- There appears to be an inverse relationship between vitamin D3 status and the probability of developing MS, most likely due to its immunoregulatory effects. Vitamin D3 supplementation therefore appears to be a possible therapy in MS.
- A Phase I/II trial of high-dose oral vitamin D3 with calcium had as its primary outcome the level of
serum calcium; secondary outcome measures included the annualized relapse rate. Treatment appeared to be both safe and tolerable.

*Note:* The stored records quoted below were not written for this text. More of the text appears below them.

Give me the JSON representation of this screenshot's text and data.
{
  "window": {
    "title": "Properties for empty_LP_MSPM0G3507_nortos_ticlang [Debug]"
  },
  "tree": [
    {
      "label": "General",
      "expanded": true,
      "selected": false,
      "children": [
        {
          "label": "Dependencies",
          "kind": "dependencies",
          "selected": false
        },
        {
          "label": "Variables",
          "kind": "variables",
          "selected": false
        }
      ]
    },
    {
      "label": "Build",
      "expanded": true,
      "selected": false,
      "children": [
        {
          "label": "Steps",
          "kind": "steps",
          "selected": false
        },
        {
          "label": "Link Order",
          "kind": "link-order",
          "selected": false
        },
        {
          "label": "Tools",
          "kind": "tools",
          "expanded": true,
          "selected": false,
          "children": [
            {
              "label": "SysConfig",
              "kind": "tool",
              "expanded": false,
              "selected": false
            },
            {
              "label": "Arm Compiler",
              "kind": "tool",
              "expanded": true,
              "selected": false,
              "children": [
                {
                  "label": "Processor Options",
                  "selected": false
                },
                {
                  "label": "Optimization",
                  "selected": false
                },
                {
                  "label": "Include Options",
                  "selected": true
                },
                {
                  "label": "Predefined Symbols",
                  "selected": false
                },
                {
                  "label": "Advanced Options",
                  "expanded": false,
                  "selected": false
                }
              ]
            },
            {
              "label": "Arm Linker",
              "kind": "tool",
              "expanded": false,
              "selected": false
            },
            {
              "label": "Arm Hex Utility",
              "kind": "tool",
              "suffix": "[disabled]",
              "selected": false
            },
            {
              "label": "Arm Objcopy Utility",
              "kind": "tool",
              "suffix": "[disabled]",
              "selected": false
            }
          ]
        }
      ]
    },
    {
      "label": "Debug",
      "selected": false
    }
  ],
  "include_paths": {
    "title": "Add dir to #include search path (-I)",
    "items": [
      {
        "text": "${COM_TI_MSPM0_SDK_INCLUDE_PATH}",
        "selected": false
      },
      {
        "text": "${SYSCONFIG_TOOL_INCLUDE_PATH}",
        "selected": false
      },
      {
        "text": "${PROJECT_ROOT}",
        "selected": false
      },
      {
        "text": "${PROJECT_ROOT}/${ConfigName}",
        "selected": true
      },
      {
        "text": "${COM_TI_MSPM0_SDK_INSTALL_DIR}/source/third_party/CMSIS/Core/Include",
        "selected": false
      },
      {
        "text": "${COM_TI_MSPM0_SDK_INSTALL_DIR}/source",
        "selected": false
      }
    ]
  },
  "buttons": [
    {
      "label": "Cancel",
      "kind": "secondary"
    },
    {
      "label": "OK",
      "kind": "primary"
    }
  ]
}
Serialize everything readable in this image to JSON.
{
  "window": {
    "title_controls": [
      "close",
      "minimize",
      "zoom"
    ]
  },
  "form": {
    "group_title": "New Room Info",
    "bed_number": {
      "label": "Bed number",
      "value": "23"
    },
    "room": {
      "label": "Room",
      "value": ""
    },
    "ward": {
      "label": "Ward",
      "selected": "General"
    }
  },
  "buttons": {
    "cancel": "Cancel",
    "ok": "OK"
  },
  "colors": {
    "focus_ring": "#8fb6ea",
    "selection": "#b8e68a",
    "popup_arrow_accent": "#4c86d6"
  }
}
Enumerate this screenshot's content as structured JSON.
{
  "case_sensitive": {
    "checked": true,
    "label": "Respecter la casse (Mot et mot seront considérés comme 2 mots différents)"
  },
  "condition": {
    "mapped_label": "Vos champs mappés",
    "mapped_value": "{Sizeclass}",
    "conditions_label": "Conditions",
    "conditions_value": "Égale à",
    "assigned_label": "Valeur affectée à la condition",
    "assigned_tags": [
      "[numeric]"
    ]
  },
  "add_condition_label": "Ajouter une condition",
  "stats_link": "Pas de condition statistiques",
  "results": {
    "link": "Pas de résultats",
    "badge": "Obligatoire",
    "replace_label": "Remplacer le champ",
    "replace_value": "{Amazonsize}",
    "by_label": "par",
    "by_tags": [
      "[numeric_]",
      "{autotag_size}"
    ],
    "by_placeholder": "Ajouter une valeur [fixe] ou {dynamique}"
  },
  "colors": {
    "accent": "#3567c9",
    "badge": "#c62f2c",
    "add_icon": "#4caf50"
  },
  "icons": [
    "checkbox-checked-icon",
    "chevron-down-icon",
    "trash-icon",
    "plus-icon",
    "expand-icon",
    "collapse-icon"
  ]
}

- A study designed to determine whether peripheral blood regulatory T cells correlate with serum vitamins D and A ratios in people with RRMS demonstrated that the level of these cells were lower than expected in the treated group. The data suggest that the combined effect of vitamins D and A may play a role in suppressing MS disease activity, in part through their effect on these T cells. The required dose to achieve this effect appears to be much higher than that obtained through standard supplementation.